South Africa’s violence: The country’s largest troop deployment since Apartheid amid “rapid looting”
RIOTS in South Africa have prompted President Cyril Ramaphosa to order the country’s largest troop deployment since the end of Apartheid.
As police tried to manage the disturbance that began last week, South African troops were sent.
At least 72 individuals have died as a result of rampant looting and violence.
Following the arrest of former President Jacob Zuma, who was sentenced to 15 months in prison for contempt of court, chaos ensued.
According to BBC Breakfast correspondent Vumani Mkhize, the violence is having a “huge impact” on the country.

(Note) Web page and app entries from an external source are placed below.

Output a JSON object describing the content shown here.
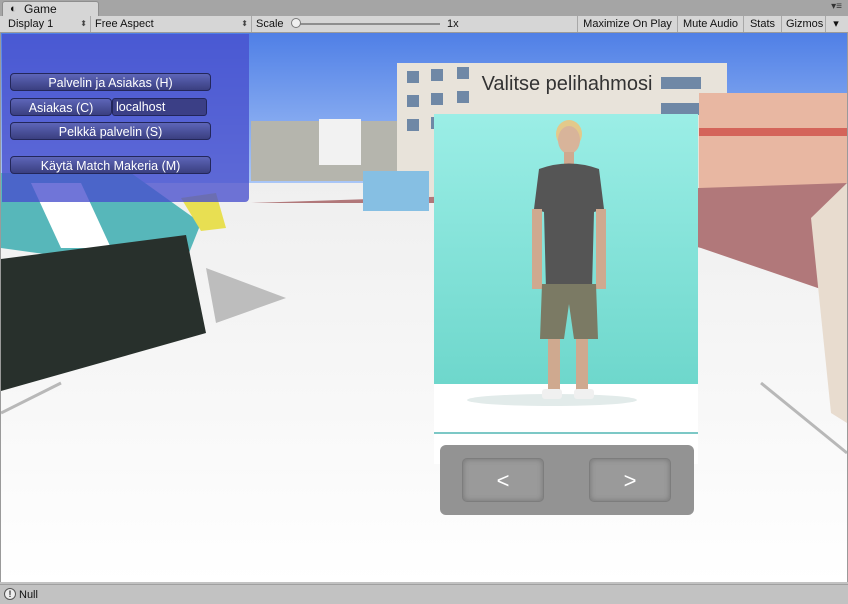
{
  "window": {
    "tab_label": "Game",
    "tab_icon": "unity-logo-icon",
    "menu_glyph": "▾≡"
  },
  "toolbar": {
    "display": "Display 1",
    "aspect": "Free Aspect",
    "scale_label": "Scale",
    "scale_value": "1x",
    "scale_fraction": 0.0,
    "maximize": "Maximize On Play",
    "mute": "Mute Audio",
    "stats": "Stats",
    "gizmos": "Gizmos",
    "dropdown_glyph": "▾",
    "updown_glyph": "⬍"
  },
  "network_menu": {
    "host_button": "Palvelin ja Asiakas (H)",
    "client_button": "Asiakas (C)",
    "address_value": "localhost",
    "server_button": "Pelkkä palvelin (S)",
    "matchmaker_button": "Käytä Match Makeria (M)"
  },
  "character_select": {
    "title": "Valitse pelihahmosi",
    "prev_label": "<",
    "next_label": ">"
  },
  "status": {
    "icon": "info-icon",
    "text": "Null"
  },
  "colors": {
    "panel_blue": "#4a50d0",
    "character_bg": "#8ae6dd",
    "nav_gray": "#939393"
  }
}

“This is the country’s largest soldier deployment since Apartheid, and it is just an indication of the intensity of these specific episodes that have rocked Gauteng and KwaZulu-Natal,” Mr Mkhize told BBC Breakfast.
“We’ve witnessed a lot of looting and property destruction, and it’s been extremely violent.
“The country’s economy has been seriously harmed.
“Because Durban, as a port city, is a significant artery route for a variety of items that are carried not only to South Africa but also to the rest of the area.
“As a result, it is pretty big and has a massive impact on the country as a whole.”
Ministers in Pretoria have warned that unless the looting stops, basic food supplies will soon run out.
On Wednesday, Sky News Africa Correspondent John Sparks called the situation “totally out of hand.”
The South African police, he alleged, were “nowhere to be seen.”
“The government will have to declare a state of emergency because things are plainly out of hand.
He observed from Durban, “There is no feeling of self-restraint here, no regard for law and order.”
“It is quite difficult for them to police this – they are utterly overwhelmed,” Mr Sparks remarked.
Meanwhile, former South African President Thabo Mbeki’s brother warned that the country was a “powder keg.”
“South Africa has been labeled – and I am one of the people who describes it – as a powder keg,” Moeletsi Mbeki, Deputy Chairman of the South African Institute of International Affairs, told Sky News.
“With such a large number of unemployed people living in poverty, any spark in South Africa could have erupted.
“As a result of that,” says the narrator.
He said, “It’s completely out of control; everything has been ruined.”